        with-bill-nye-the-science/?no-ist

      • Only seasonal fluctuations over 800,000 years
        • Volcanoes issue 500 million tons of CO2 per year
        • The amount in atmosphere never rose by more than 0.003% (3/100ths of 1%)
        • Since 1900, has risen 40%
      • Now in atmosphere, 30 billion tons of CO2 per year (500 million x 60)

        • Correlates with amount relased by burning coal, oil and gas
          • Distinct chemical signature at atomic level
            • Distinct from carbon released by volcanoes

      • No more than 300 parts per million in 800,000 years, until 1950
    • 2016 hottest year on record
      • Average temperature, land and sea, was 1.62°F above 20th century average
        • Fifth record set since 2000
        • Records set in Alaska and eastern states
        • Record warmth spread around world
    • 'Explosive' increase in CO2 in 2015
    • NOAA: CO2 reached record level in 2015
      • Rising more swiftly than in 100,000s of years
      • Increased by 3.05 parts per million
      • Record increase in 56 years of study
      • “It’s explosive compared to natural processes.”
      • Fourth consecutive year that CO2 increased by more than 2 ppm
      • Driven by El Nino and continued emissions
  • Sea Level Rise
  • Effects on us
    • Call to Action
    • “I think action [to reduce greenhouse gas emissions] is needed urgently, because we are on the precipice of a climate system 'tipping point.’
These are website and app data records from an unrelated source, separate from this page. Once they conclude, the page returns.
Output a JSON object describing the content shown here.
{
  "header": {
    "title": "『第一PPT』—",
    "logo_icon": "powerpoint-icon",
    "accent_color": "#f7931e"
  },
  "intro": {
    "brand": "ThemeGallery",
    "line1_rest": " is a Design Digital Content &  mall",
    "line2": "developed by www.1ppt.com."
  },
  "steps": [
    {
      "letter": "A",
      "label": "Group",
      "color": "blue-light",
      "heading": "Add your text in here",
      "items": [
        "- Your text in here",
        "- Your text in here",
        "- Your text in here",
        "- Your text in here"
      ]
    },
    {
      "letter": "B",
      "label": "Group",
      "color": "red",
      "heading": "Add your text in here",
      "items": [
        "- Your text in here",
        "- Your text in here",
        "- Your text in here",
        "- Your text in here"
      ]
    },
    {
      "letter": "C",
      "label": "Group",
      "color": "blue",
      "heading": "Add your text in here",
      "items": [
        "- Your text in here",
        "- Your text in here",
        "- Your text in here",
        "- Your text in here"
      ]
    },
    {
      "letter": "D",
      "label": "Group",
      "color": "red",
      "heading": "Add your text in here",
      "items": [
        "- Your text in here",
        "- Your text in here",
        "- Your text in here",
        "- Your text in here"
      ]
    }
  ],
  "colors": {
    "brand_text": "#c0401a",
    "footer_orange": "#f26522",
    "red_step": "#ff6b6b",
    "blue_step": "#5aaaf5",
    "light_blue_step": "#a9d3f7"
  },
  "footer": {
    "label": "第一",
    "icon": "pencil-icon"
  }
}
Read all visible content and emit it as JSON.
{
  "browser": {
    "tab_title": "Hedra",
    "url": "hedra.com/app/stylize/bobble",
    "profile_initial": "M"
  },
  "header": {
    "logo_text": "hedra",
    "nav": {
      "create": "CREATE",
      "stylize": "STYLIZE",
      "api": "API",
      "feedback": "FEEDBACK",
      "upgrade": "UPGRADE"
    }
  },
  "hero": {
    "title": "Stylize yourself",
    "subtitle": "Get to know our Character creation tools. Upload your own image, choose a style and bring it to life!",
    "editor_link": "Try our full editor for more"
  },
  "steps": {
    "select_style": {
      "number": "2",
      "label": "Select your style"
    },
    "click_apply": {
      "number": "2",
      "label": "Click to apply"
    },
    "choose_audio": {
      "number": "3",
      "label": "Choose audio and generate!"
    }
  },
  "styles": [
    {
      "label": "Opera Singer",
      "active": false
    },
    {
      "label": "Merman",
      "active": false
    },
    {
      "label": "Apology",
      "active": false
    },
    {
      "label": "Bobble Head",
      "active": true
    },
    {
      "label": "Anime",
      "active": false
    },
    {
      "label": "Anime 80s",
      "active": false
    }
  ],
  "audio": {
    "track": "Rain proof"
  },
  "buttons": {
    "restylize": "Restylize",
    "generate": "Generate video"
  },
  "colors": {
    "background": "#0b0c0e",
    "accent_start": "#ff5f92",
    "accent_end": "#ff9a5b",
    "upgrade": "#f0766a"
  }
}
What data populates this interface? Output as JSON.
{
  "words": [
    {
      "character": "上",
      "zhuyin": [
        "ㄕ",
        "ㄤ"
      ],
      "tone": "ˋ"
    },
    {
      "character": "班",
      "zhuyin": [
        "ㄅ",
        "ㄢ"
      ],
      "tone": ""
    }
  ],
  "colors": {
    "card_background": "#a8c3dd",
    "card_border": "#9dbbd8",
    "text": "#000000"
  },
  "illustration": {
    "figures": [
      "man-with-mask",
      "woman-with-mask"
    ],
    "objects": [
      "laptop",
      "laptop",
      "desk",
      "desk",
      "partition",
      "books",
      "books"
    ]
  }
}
      “I believe the evidence shows with reasonable clarity that the level of additional global warming that would put us into dangerous territory is at most 1°C.”

      Professor James E. Hansen, 2007
      Department of Earth and Environmental Sciences, Columbia University
      http://www.giss.nasa.gov/research/features/200711_temptracker/
      [On planet cooling, 1940-1970, in normal 100,000-year cycle
      but warming due to CO2 emissions]  

    • Solutions
      • Reduce carbon footprint
        • Reduce fossil fuel use
          • Coal, oil, gas
      • Upgrade infrastructure
        • 43% emissions
      • Move closer to work
        • 2nd leading cause
      • Consume less, unplug
        • From autos to bags
      • Be efficient
        • From autos to lights
      • Eat smart
        • Foods w/less impact
      • Save trees
        • Harvesting=20% emissions
        • Plant trees (store carbon)
      • Carbon tax
      • One child
        • 9.7 billion by 2050
      • Future fuels
      • Future Earth
        • geoengineering
    Top